Page and application data records:
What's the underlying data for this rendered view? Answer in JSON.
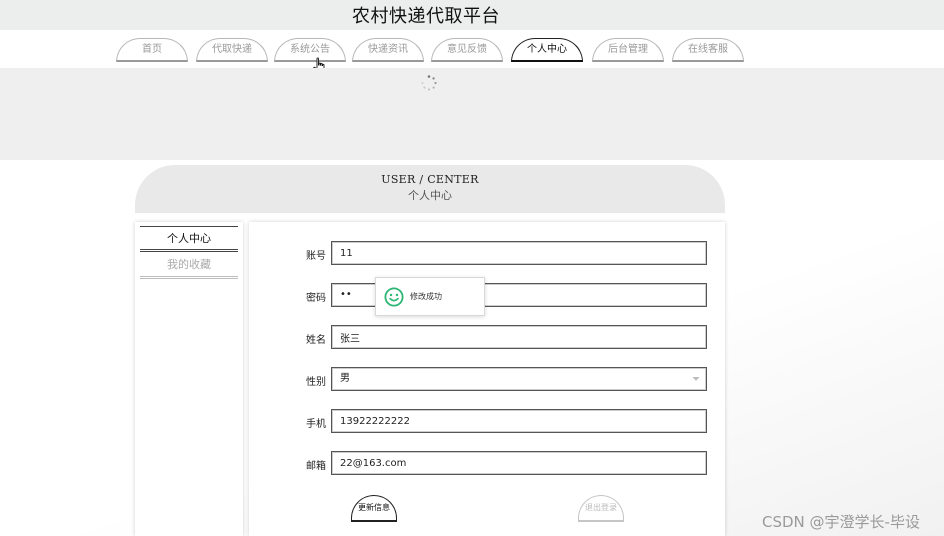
{
  "site": {
    "title": "农村快递代取平台"
  },
  "nav": {
    "tabs": [
      {
        "label": "首页"
      },
      {
        "label": "代取快递"
      },
      {
        "label": "系统公告"
      },
      {
        "label": "快递资讯"
      },
      {
        "label": "意见反馈"
      },
      {
        "label": "个人中心",
        "active": true
      },
      {
        "label": "后台管理"
      },
      {
        "label": "在线客服"
      }
    ]
  },
  "user_center": {
    "title_en": "USER / CENTER",
    "title_cn": "个人中心"
  },
  "sidebar": {
    "items": [
      {
        "label": "个人中心",
        "active": true
      },
      {
        "label": "我的收藏"
      }
    ]
  },
  "form": {
    "account": {
      "label": "账号",
      "value": "11"
    },
    "password": {
      "label": "密码",
      "value": "••"
    },
    "name": {
      "label": "姓名",
      "value": "张三"
    },
    "gender": {
      "label": "性别",
      "value": "男"
    },
    "phone": {
      "label": "手机",
      "value": "13922222222"
    },
    "email": {
      "label": "邮箱",
      "value": "22@163.com"
    }
  },
  "toast": {
    "message": "修改成功",
    "icon": "smile-icon",
    "color": "#2bb673"
  },
  "actions": {
    "update_label": "更新信息",
    "logout_label": "退出登录"
  },
  "watermark": "CSDN @宇澄学长-毕设"
}
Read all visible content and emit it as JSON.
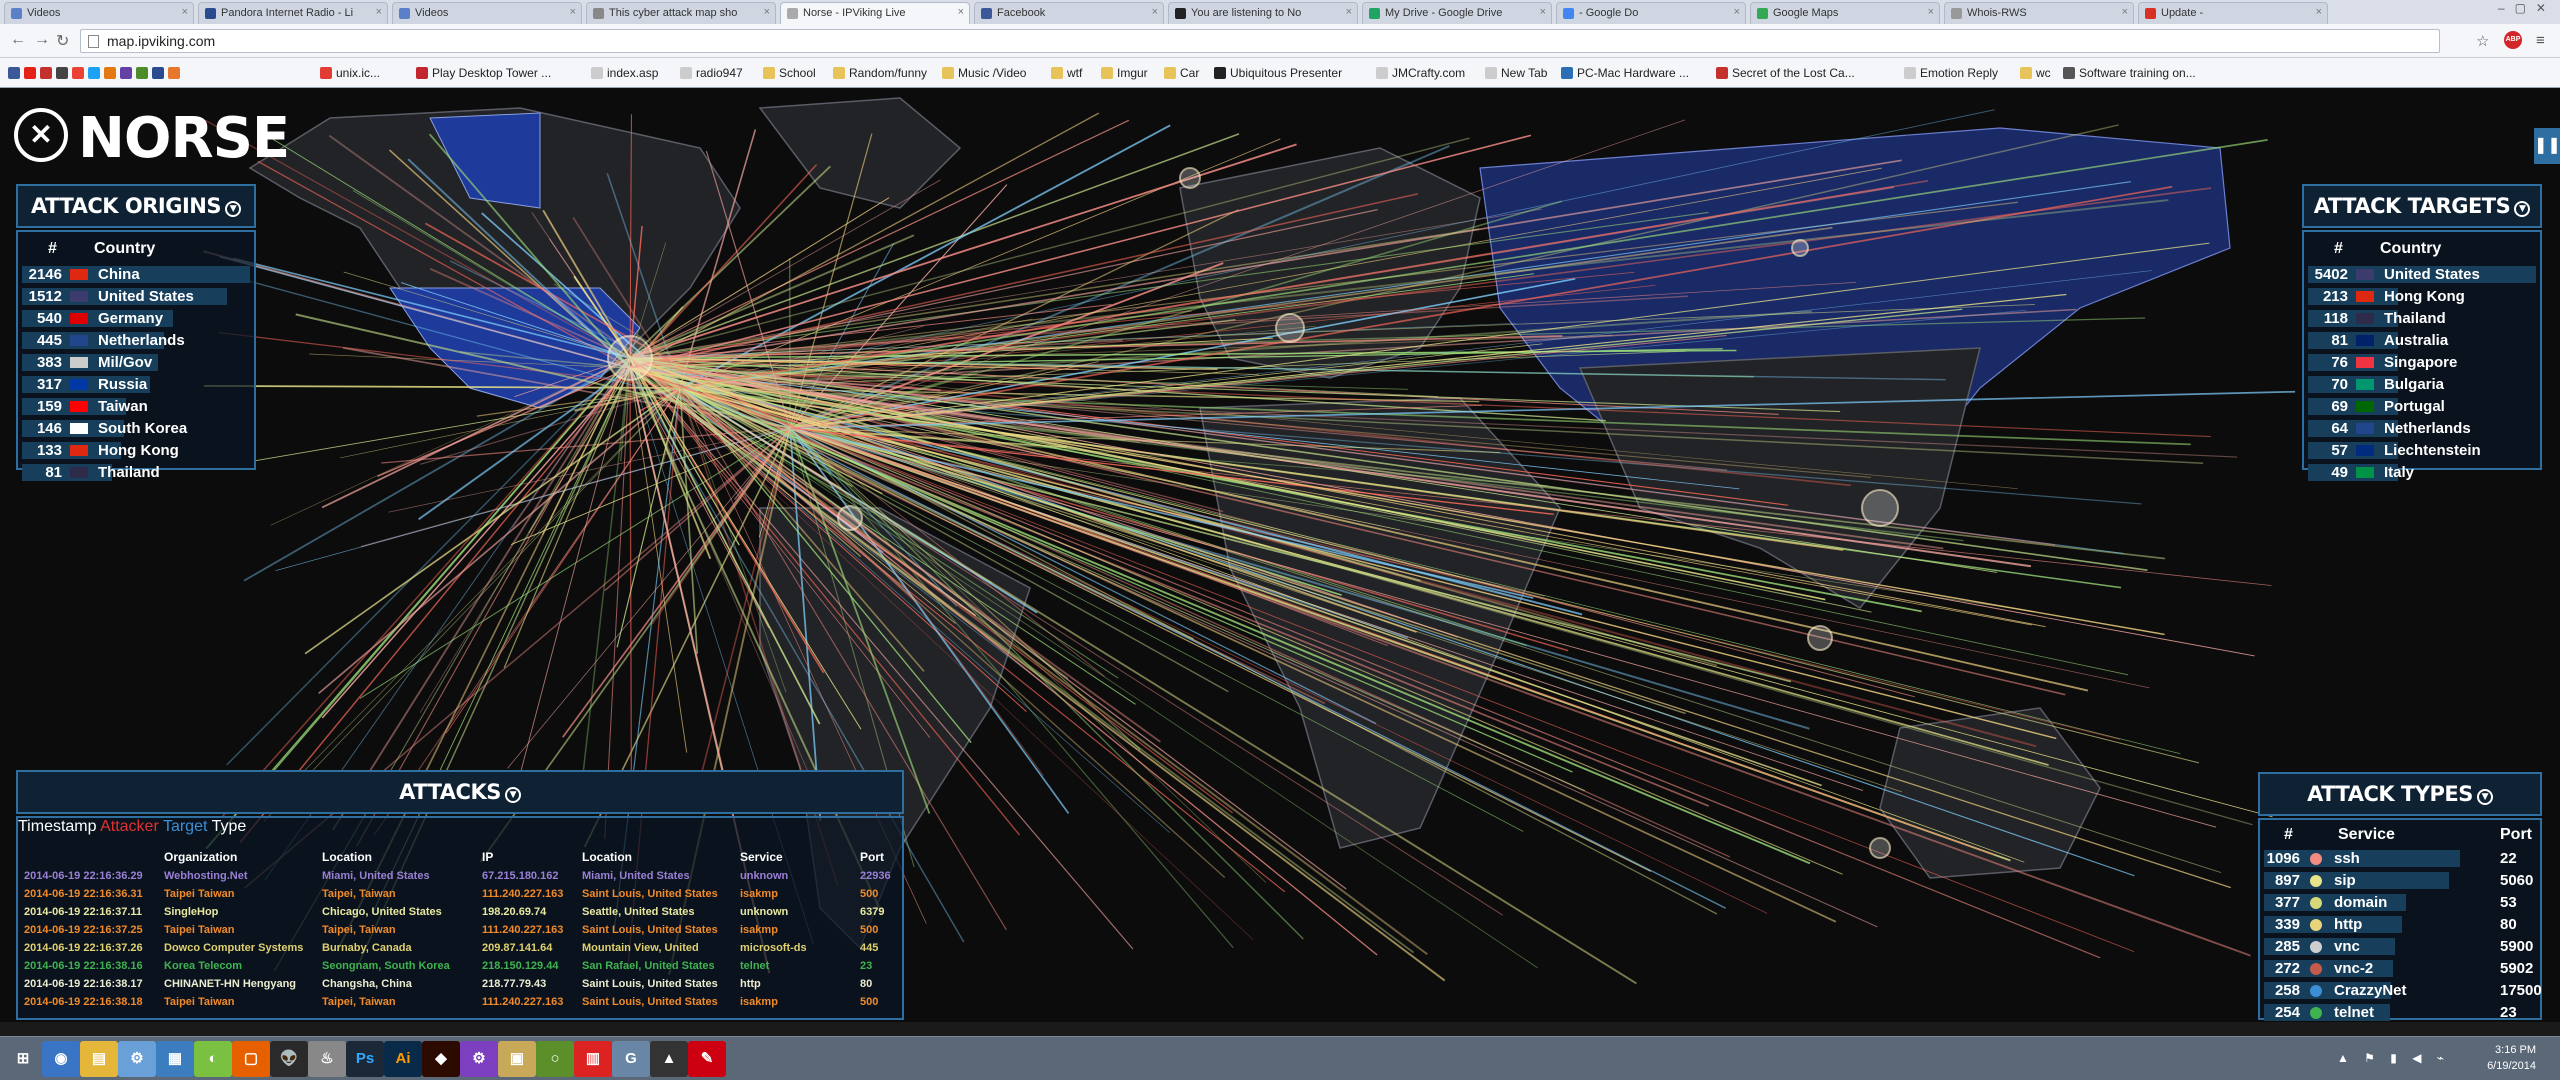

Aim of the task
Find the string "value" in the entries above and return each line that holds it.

Final answer
      "value": "11"
      "value": "••"
      "value": "张三"
      "value": "男"
      "value": "13922222222"
      "value": "22@163.com"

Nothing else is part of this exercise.